Aci Castello

Aci Castello (Sicilian: Jaci Casteḍḍu) is a comune in the Metropolitan City of Catania in Sicily, Italy. The city is located 9 kilometres (6 mi) north of Catania on the Mediterranean coast.[3] The primary economic sectors are agriculture and industry (in Catania). The city is neighbored by Aci Catena, Acireale, Catania, San Gregorio di Catania and Valverde.

Aci Castello

Jaci Casteḍḍu  (Sicilian)
Comune di Aci Castello
The Castello Normanno at Aci Castello
The Castello Normanno at Aci Castello
Coat of arms of Aci Castello
Coat of arms
Location of Aci Castello
Aci Castello is located in Italy
Aci Castello
Aci Castello
Location of Aci Castello in Italy
Aci Castello is located in Sicily
Aci Castello
Aci Castello
Aci Castello (Sicily)
Coordinates: 37°33′20″N 15°08′45″E / 37.55556°N 15.14583°E / 37.55556; 15.14583Coordinates: 37°33′20″N 15°08′45″E / 37.55556°N 15.14583°E / 37.55556; 15.14583
Metropolitan cityCatania (CT)
FrazioniAci Trezza, Ficarazzi, Cannizzaro
 • MayorCarmelo Scandurra
 • Total8 km2 (3 sq mi)
15 m (49 ft)
 (30 April 2017)[2]
 • Total18,614
 • Density2,300/km2 (6,000/sq mi)
Time zoneUTC+1 (CET)
 • Summer (DST)UTC+2 (CEST)
Postal code
Dialing code095
Patron saintSaint Maurus Abbot
Saint dayJanuary 15
WebsiteOfficial website


Panoramic view of the Norman castle of Aci Castello in 1990.

The town of Aci Castello developed around the castle, which was built in 1076 by the Normans upon the foundations of a 7th-century Byzantine fortification.[3][4] In 1169, Aci Castello started to expand after an eruption of Mount Etna made the towns in its vicinity uninhabitable. The castle later became the property of the bishops of Catania.

In 1296, Roger of Lauria, admiral of the Aragonese fleet during the War of the Sicilian Vespers, was granted the fief of Aci and its castle as a reward for his faithful service to King Frederick III of Sicily. When relations between the two men soured and di Lauria transferred his loyalties to the Angevins, the castle was besieged and captured by King Frederick and di Lauria stripped of his fiefs. In 1320, the castle and Aci were taken from Roger's descendant, Margaret of Lauria and given to Blasco II de Alagona. Whilst the latter was away defending Palermo from the attacking Angevins, Bertrando di Balzo sacked Aci in his absence.

Main sightsEdit

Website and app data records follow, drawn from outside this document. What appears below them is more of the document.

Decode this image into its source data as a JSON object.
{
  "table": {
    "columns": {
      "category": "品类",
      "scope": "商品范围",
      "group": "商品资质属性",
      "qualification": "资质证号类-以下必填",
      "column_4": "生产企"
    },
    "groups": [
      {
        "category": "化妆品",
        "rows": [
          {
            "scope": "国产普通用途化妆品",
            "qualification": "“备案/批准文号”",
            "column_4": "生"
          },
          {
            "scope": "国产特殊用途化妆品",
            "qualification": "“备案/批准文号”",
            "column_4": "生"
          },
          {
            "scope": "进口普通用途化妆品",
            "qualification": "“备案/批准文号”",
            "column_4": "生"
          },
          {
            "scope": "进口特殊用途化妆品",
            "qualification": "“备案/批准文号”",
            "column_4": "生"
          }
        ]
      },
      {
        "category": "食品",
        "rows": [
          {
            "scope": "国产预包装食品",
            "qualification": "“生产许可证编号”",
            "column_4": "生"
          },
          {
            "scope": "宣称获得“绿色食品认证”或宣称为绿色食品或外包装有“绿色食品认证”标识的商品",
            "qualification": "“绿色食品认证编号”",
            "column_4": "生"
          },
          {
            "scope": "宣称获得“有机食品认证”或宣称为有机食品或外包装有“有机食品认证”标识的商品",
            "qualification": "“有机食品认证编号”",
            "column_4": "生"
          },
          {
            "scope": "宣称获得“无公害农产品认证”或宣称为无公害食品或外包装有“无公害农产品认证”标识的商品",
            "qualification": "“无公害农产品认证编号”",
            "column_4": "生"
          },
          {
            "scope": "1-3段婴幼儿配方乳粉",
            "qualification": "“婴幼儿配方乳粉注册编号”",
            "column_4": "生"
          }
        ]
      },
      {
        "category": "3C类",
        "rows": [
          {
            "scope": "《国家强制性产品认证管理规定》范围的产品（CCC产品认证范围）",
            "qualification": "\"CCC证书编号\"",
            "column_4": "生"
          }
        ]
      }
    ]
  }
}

  • The Norman Castle, built from 1076 to 1081. It now serves as a museum.
  • The borough Aci Trezza with a beach
  • Church of St. Joseph (18th century)
  • Greek Necropolis [5]


  1. ^ "Superficie di Comuni Province e Regioni italiane al 9 ottobre 2011". Istat. Retrieved 16 March 2019.
  2. ^ "Popolazione Residente al 1° Gennaio 2018". Istat. Retrieved 16 March 2019.
  3. ^ a b "Discover the best places to visit in Catania: Aci Castello". Citymap Sicilia. Retrieved 2019-04-08.
  4. ^ "Aci Castello e Acitrezza: What to see in the city - Visit Sicily". VisitSicily. Retrieved 2019-04-12.
  5. ^ "Necropolis". Retrieved 2019-04-14.